■ Task brief
Take the entries below and retype them exactly.

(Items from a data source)
:::::
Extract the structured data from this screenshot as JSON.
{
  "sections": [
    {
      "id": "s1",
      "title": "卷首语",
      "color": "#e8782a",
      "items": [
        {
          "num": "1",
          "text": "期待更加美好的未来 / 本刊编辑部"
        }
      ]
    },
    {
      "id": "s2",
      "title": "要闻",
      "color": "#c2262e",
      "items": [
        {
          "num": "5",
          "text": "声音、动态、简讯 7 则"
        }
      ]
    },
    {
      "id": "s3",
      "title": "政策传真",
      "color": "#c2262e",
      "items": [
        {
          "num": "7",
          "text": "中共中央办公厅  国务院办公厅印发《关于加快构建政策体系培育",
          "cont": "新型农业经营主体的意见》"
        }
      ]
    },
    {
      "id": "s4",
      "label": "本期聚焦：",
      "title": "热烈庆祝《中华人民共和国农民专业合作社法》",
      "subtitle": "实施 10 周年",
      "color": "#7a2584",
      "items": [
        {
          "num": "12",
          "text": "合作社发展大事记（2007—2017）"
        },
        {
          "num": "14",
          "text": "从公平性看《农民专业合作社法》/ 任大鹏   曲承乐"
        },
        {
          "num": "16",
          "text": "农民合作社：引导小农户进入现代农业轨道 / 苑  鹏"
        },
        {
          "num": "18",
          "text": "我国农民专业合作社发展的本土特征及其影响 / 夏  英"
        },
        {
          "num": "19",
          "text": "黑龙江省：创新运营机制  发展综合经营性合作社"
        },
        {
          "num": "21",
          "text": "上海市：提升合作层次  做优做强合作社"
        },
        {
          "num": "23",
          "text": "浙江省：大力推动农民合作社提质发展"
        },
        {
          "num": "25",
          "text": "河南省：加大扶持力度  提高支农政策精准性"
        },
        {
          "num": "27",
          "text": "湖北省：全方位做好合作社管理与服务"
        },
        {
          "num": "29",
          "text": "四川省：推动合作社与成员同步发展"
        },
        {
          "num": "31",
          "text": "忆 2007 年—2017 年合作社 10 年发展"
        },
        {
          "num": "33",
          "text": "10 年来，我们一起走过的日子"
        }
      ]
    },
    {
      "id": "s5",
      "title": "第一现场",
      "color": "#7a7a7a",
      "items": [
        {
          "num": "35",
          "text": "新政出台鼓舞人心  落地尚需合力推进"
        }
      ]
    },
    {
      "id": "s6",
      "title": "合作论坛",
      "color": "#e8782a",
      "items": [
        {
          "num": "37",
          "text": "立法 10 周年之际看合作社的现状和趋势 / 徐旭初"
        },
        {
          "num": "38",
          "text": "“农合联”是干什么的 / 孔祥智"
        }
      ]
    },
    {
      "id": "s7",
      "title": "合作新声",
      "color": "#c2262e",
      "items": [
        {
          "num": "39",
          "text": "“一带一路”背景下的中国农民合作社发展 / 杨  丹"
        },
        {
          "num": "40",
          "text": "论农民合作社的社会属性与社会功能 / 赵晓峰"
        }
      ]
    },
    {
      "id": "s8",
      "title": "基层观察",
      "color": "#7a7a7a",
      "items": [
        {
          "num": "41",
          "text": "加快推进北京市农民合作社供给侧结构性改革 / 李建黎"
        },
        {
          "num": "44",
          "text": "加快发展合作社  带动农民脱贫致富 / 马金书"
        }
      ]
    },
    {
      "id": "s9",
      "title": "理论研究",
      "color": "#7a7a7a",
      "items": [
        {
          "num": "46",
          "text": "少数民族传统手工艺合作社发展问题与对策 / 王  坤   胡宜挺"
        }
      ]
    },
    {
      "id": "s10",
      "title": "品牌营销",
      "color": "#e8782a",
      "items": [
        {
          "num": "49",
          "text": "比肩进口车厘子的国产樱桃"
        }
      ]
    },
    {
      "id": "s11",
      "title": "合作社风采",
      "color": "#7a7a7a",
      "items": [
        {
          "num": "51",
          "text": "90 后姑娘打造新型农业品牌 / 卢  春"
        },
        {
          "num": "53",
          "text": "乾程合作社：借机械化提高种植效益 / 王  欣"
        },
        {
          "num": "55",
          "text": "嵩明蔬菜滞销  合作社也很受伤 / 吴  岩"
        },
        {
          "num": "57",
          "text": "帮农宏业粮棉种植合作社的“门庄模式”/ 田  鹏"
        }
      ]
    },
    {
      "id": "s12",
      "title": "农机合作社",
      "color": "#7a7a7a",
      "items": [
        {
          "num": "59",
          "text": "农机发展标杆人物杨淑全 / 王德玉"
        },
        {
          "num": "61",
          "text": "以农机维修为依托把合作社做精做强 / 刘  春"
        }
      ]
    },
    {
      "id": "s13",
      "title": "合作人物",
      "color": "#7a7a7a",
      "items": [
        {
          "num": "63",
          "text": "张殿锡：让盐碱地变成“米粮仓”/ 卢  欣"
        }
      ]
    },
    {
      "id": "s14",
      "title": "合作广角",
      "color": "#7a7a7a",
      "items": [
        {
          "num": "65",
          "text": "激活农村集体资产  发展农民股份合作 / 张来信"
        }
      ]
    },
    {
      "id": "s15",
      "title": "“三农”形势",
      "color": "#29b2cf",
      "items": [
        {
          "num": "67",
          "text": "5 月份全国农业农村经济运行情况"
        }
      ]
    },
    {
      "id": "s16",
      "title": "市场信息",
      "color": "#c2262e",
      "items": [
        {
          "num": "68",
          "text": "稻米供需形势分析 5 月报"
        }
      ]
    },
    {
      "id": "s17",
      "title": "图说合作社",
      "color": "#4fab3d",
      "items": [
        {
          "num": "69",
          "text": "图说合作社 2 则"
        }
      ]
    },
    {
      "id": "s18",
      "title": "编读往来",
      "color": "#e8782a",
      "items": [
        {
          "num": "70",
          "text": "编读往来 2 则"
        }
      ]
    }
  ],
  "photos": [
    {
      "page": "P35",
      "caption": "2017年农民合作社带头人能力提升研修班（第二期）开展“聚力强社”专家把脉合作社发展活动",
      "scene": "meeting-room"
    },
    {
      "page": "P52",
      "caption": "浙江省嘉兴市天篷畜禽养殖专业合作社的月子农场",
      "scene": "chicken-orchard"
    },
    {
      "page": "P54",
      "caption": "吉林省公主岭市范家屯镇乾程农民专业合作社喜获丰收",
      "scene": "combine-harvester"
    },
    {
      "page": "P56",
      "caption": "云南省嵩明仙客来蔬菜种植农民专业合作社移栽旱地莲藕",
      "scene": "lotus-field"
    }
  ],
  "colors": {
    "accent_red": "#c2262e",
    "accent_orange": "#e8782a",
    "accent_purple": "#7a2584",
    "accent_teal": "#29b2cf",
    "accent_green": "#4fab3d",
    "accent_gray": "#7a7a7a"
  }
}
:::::
■ Solution to this problem
Extract the structured data from this screenshot as JSON.
{
  "sections": [
    {
      "id": "s1",
      "title": "卷首语",
      "color": "#e8782a",
      "items": [
        {
          "num": "1",
          "text": "期待更加美好的未来 / 本刊编辑部"
        }
      ]
    },
    {
      "id": "s2",
      "title": "要闻",
      "color": "#c2262e",
      "items": [
        {
          "num": "5",
          "text": "声音、动态、简讯 7 则"
        }
      ]
    },
    {
      "id": "s3",
      "title": "政策传真",
      "color": "#c2262e",
      "items": [
        {
          "num": "7",
          "text": "中共中央办公厅  国务院办公厅印发《关于加快构建政策体系培育",
          "cont": "新型农业经营主体的意见》"
        }
      ]
    },
    {
      "id": "s4",
      "label": "本期聚焦：",
      "title": "热烈庆祝《中华人民共和国农民专业合作社法》",
      "subtitle": "实施 10 周年",
      "color": "#7a2584",
      "items": [
        {
          "num": "12",
          "text": "合作社发展大事记（2007—2017）"
        },
        {
          "num": "14",
          "text": "从公平性看《农民专业合作社法》/ 任大鹏   曲承乐"
        },
        {
          "num": "16",
          "text": "农民合作社：引导小农户进入现代农业轨道 / 苑  鹏"
        },
        {
          "num": "18",
          "text": "我国农民专业合作社发展的本土特征及其影响 / 夏  英"
        },
        {
          "num": "19",
          "text": "黑龙江省：创新运营机制  发展综合经营性合作社"
        },
        {
          "num": "21",
          "text": "上海市：提升合作层次  做优做强合作社"
        },
        {
          "num": "23",
          "text": "浙江省：大力推动农民合作社提质发展"
        },
        {
          "num": "25",
          "text": "河南省：加大扶持力度  提高支农政策精准性"
        },
        {
          "num": "27",
          "text": "湖北省：全方位做好合作社管理与服务"
        },
        {
          "num": "29",
          "text": "四川省：推动合作社与成员同步发展"
        },
        {
          "num": "31",
          "text": "忆 2007 年—2017 年合作社 10 年发展"
        },
        {
          "num": "33",
          "text": "10 年来，我们一起走过的日子"
        }
      ]
    },
    {
      "id": "s5",
      "title": "第一现场",
      "color": "#7a7a7a",
      "items": [
        {
          "num": "35",
          "text": "新政出台鼓舞人心  落地尚需合力推进"
        }
      ]
    },
    {
      "id": "s6",
      "title": "合作论坛",
      "color": "#e8782a",
      "items": [
        {
          "num": "37",
          "text": "立法 10 周年之际看合作社的现状和趋势 / 徐旭初"
        },
        {
          "num": "38",
          "text": "“农合联”是干什么的 / 孔祥智"
        }
      ]
    },
    {
      "id": "s7",
      "title": "合作新声",
      "color": "#c2262e",
      "items": [
        {
          "num": "39",
          "text": "“一带一路”背景下的中国农民合作社发展 / 杨  丹"
        },
        {
          "num": "40",
          "text": "论农民合作社的社会属性与社会功能 / 赵晓峰"
        }
      ]
    },
    {
      "id": "s8",
      "title": "基层观察",
      "color": "#7a7a7a",
      "items": [
        {
          "num": "41",
          "text": "加快推进北京市农民合作社供给侧结构性改革 / 李建黎"
        },
        {
          "num": "44",
          "text": "加快发展合作社  带动农民脱贫致富 / 马金书"
        }
      ]
    },
    {
      "id": "s9",
      "title": "理论研究",
      "color": "#7a7a7a",
      "items": [
        {
          "num": "46",
          "text": "少数民族传统手工艺合作社发展问题与对策 / 王  坤   胡宜挺"
        }
      ]
    },
    {
      "id": "s10",
      "title": "品牌营销",
      "color": "#e8782a",
      "items": [
        {
          "num": "49",
          "text": "比肩进口车厘子的国产樱桃"
        }
      ]
    },
    {
      "id": "s11",
      "title": "合作社风采",
      "color": "#7a7a7a",
      "items": [
        {
          "num": "51",
          "text": "90 后姑娘打造新型农业品牌 / 卢  春"
        },
        {
          "num": "53",
          "text": "乾程合作社：借机械化提高种植效益 / 王  欣"
        },
        {
          "num": "55",
          "text": "嵩明蔬菜滞销  合作社也很受伤 / 吴  岩"
        },
        {
          "num": "57",
          "text": "帮农宏业粮棉种植合作社的“门庄模式”/ 田  鹏"
        }
      ]
    },
    {
      "id": "s12",
      "title": "农机合作社",
      "color": "#7a7a7a",
      "items": [
        {
          "num": "59",
          "text": "农机发展标杆人物杨淑全 / 王德玉"
        },
        {
          "num": "61",
          "text": "以农机维修为依托把合作社做精做强 / 刘  春"
        }
      ]
    },
    {
      "id": "s13",
      "title": "合作人物",
      "color": "#7a7a7a",
      "items": [
        {
          "num": "63",
          "text": "张殿锡：让盐碱地变成“米粮仓”/ 卢  欣"
        }
      ]
    },
    {
      "id": "s14",
      "title": "合作广角",
      "color": "#7a7a7a",
      "items": [
        {
          "num": "65",
          "text": "激活农村集体资产  发展农民股份合作 / 张来信"
        }
      ]
    },
    {
      "id": "s15",
      "title": "“三农”形势",
      "color": "#29b2cf",
      "items": [
        {
          "num": "67",
          "text": "5 月份全国农业农村经济运行情况"
        }
      ]
    },
    {
      "id": "s16",
      "title": "市场信息",
      "color": "#c2262e",
      "items": [
        {
          "num": "68",
          "text": "稻米供需形势分析 5 月报"
        }
      ]
    },
    {
      "id": "s17",
      "title": "图说合作社",
      "color": "#4fab3d",
      "items": [
        {
          "num": "69",
          "text": "图说合作社 2 则"
        }
      ]
    },
    {
      "id": "s18",
      "title": "编读往来",
      "color": "#e8782a",
      "items": [
        {
          "num": "70",
          "text": "编读往来 2 则"
        }
      ]
    }
  ],
  "photos": [
    {
      "page": "P35",
      "caption": "2017年农民合作社带头人能力提升研修班（第二期）开展“聚力强社”专家把脉合作社发展活动",
      "scene": "meeting-room"
    },
    {
      "page": "P52",
      "caption": "浙江省嘉兴市天篷畜禽养殖专业合作社的月子农场",
      "scene": "chicken-orchard"
    },
    {
      "page": "P54",
      "caption": "吉林省公主岭市范家屯镇乾程农民专业合作社喜获丰收",
      "scene": "combine-harvester"
    },
    {
      "page": "P56",
      "caption": "云南省嵩明仙客来蔬菜种植农民专业合作社移栽旱地莲藕",
      "scene": "lotus-field"
    }
  ],
  "colors": {
    "accent_red": "#c2262e",
    "accent_orange": "#e8782a",
    "accent_purple": "#7a2584",
    "accent_teal": "#29b2cf",
    "accent_green": "#4fab3d",
    "accent_gray": "#7a7a7a"
  }
}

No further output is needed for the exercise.